▶ WORK TO BE COMPLETED
Return each line below exactly as it reads, and omit any image in it.

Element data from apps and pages

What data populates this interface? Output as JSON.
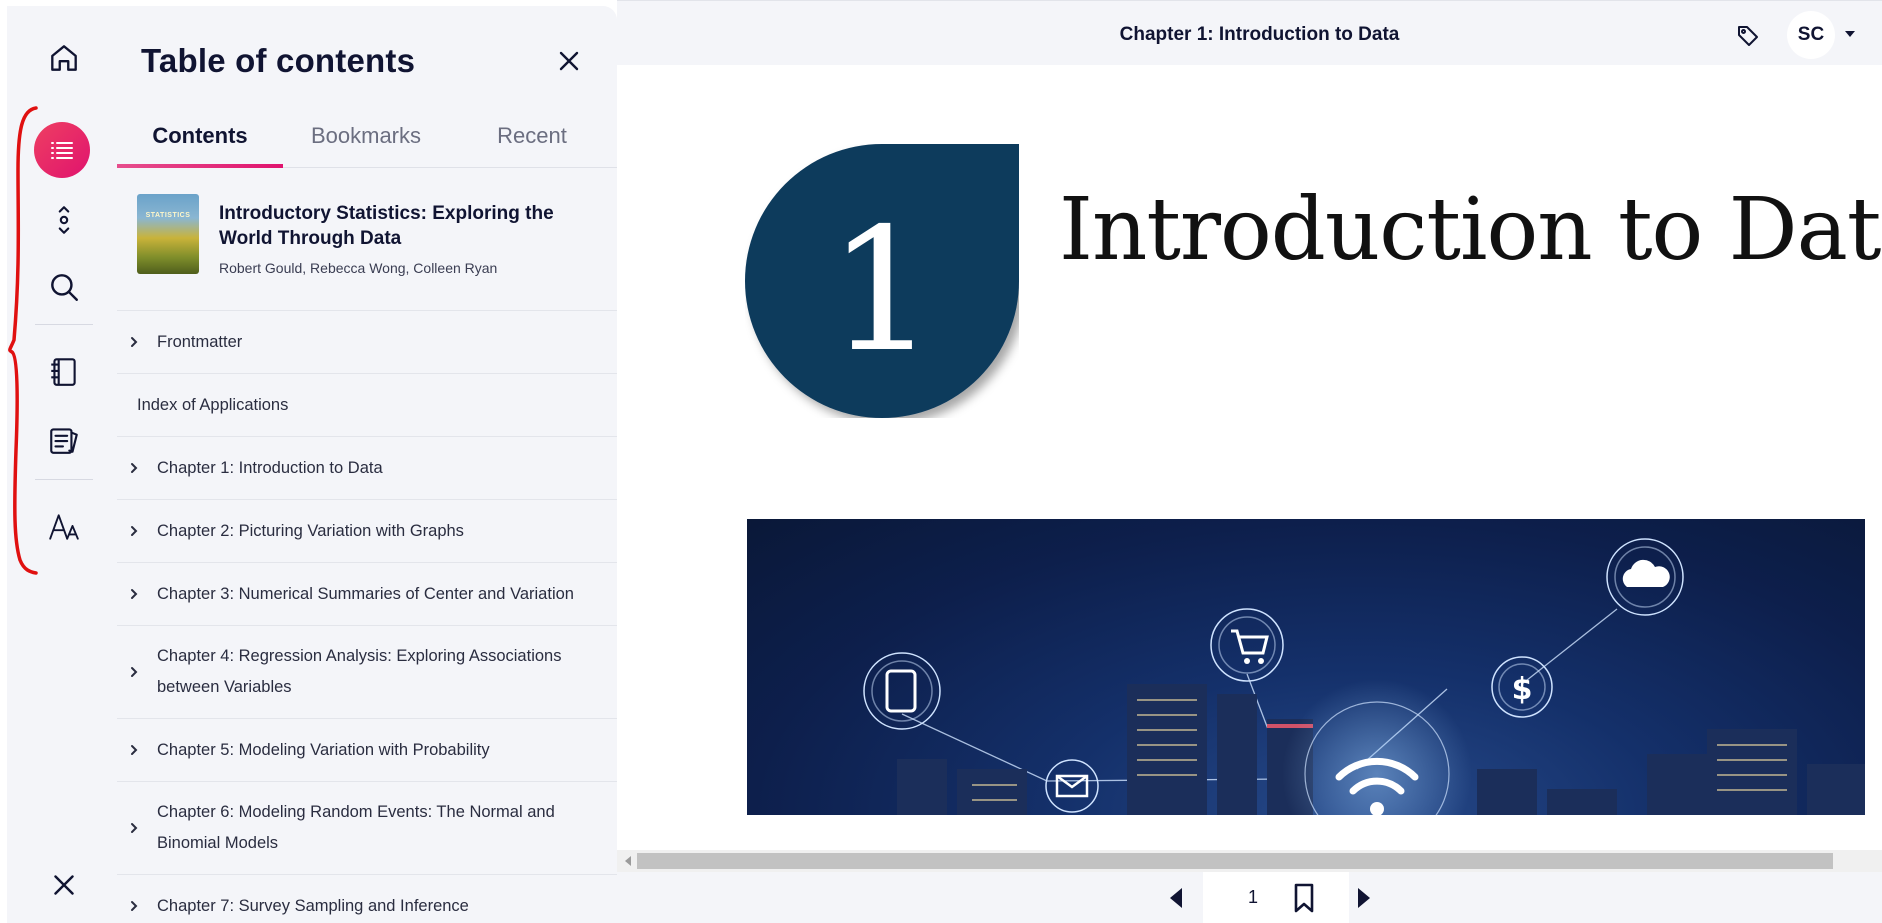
{
  "header": {
    "title": "Chapter 1: Introduction to Data",
    "user_initials": "SC"
  },
  "rail": {
    "icons": [
      "home-icon",
      "list-icon",
      "chevron-up-down-icon",
      "search-icon",
      "notebook-icon",
      "flashcards-icon",
      "text-size-icon",
      "close-icon"
    ],
    "active_color": "#e0136e"
  },
  "toc": {
    "title": "Table of contents",
    "tabs": [
      "Contents",
      "Bookmarks",
      "Recent"
    ],
    "book": {
      "cover_text": "STATISTICS",
      "title": "Introductory Statistics: Exploring the World Through Data",
      "authors": "Robert Gould, Rebecca Wong, Colleen Ryan"
    },
    "items": [
      "Frontmatter",
      "Index of Applications",
      "Chapter 1: Introduction to Data",
      "Chapter 2: Picturing Variation with Graphs",
      "Chapter 3: Numerical Summaries of Center and Variation",
      "Chapter 4: Regression Analysis: Exploring Associations between Variables",
      "Chapter 5: Modeling Variation with Probability",
      "Chapter 6: Modeling Random Events: The Normal and Binomial Models",
      "Chapter 7: Survey Sampling and Inference"
    ]
  },
  "content": {
    "chapter_number": "1",
    "chapter_title": "Introduction to Data",
    "badge_color": "#0d3a5c"
  },
  "pager": {
    "page_number": "1"
  },
  "annotation_color": "#e01010"
}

▶ REPLY TO THE TASK
What data populates this interface? Output as JSON.
{
  "header": {
    "title": "Chapter 1: Introduction to Data",
    "user_initials": "SC"
  },
  "rail": {
    "icons": [
      "home-icon",
      "list-icon",
      "chevron-up-down-icon",
      "search-icon",
      "notebook-icon",
      "flashcards-icon",
      "text-size-icon",
      "close-icon"
    ],
    "active_color": "#e0136e"
  },
  "toc": {
    "title": "Table of contents",
    "tabs": [
      "Contents",
      "Bookmarks",
      "Recent"
    ],
    "book": {
      "cover_text": "STATISTICS",
      "title": "Introductory Statistics: Exploring the World Through Data",
      "authors": "Robert Gould, Rebecca Wong, Colleen Ryan"
    },
    "items": [
      "Frontmatter",
      "Index of Applications",
      "Chapter 1: Introduction to Data",
      "Chapter 2: Picturing Variation with Graphs",
      "Chapter 3: Numerical Summaries of Center and Variation",
      "Chapter 4: Regression Analysis: Exploring Associations between Variables",
      "Chapter 5: Modeling Variation with Probability",
      "Chapter 6: Modeling Random Events: The Normal and Binomial Models",
      "Chapter 7: Survey Sampling and Inference"
    ]
  },
  "content": {
    "chapter_number": "1",
    "chapter_title": "Introduction to Data",
    "badge_color": "#0d3a5c"
  },
  "pager": {
    "page_number": "1"
  },
  "annotation_color": "#e01010"
}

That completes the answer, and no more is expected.